Devon
Dec 3, 2009, 9:05 PM
The Trans Canada runs East-West and vice versa right at the very edge of the city in this photo. The opposite of Albert street. BUT, they could quickly canoe Wascana lake through Wascana creek to Highway 1!

Distill3d
Dec 3, 2009, 10:35 PM
The Trans Canada runs East-West and vice versa right at the very edge of the city in this photo. The opposite of Albert street. BUT, they could quickly canoe Wascana lake through Wascana creek to Highway 1!

Technically, they could take Albert Street south and connect with the Trans Canada as well.

vid
Dec 4, 2009, 3:56 AM
According to my maps, BC's Parliament is on the Trans-Canada. So is Manitoba's. In Regina, Albert Street is marked as part of the Trans-Canada south of Victoria, which is beside the legislature. Province House in PEI is also on the Trans-Canada. These are according to MapArt maps, so naturally they're probably wrong. :) (But, so pretty.)

Nothing in Ontario is on highways because we have so few of them. :(

LeftCoaster
Dec 4, 2009, 5:37 AM
According to my maps, BC's Parliament is on the Trans-Canada. So is Manitoba's. In Regina, Albert Street is marked as part of the Trans-Canada south of Victoria, which is beside the legislature. Province House in PEI is also on the Trans-Canada. These are according to MapArt maps, so naturally they're probably wrong. :) (But, so pretty.)

Nothing in Ontario is on highways because we have so few of them. :(
Not around these parts :D

Oh and The BC Parliament is a block west of Highway 1... and its highway 1 only as a technicality... its not a highway and its only attached to the rest of the transcanada by a ferry.

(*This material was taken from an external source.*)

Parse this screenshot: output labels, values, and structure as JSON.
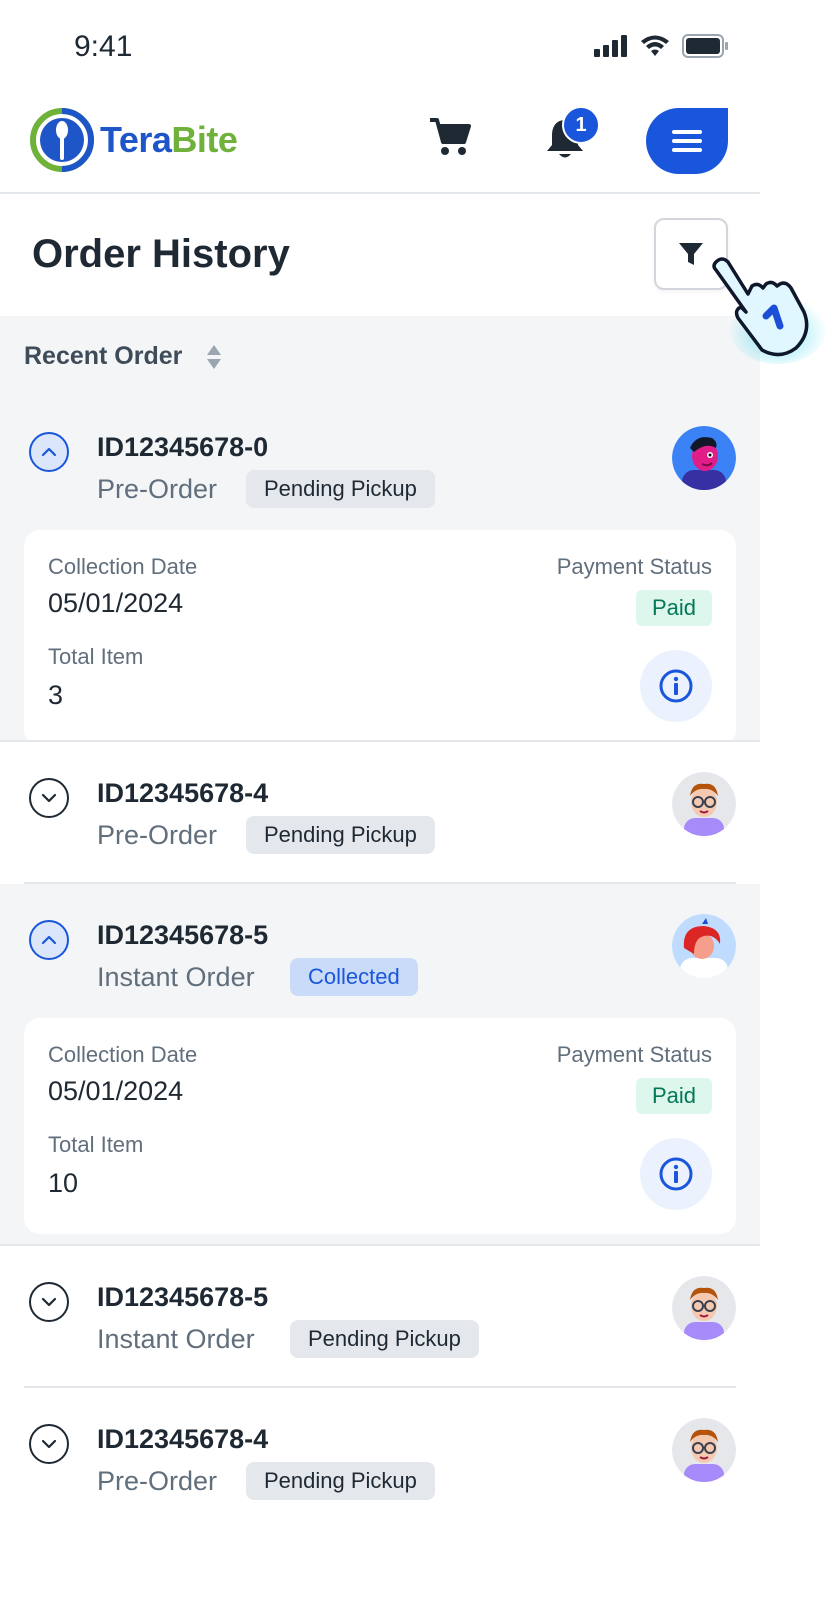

vid
Dec 4, 2009, 6:27 AM
Downtown Toronto used to have lots of highways, almost every major street was a highway. Now, there are none. And by highway, I mean having the highway designation, not being a freeway or something like that.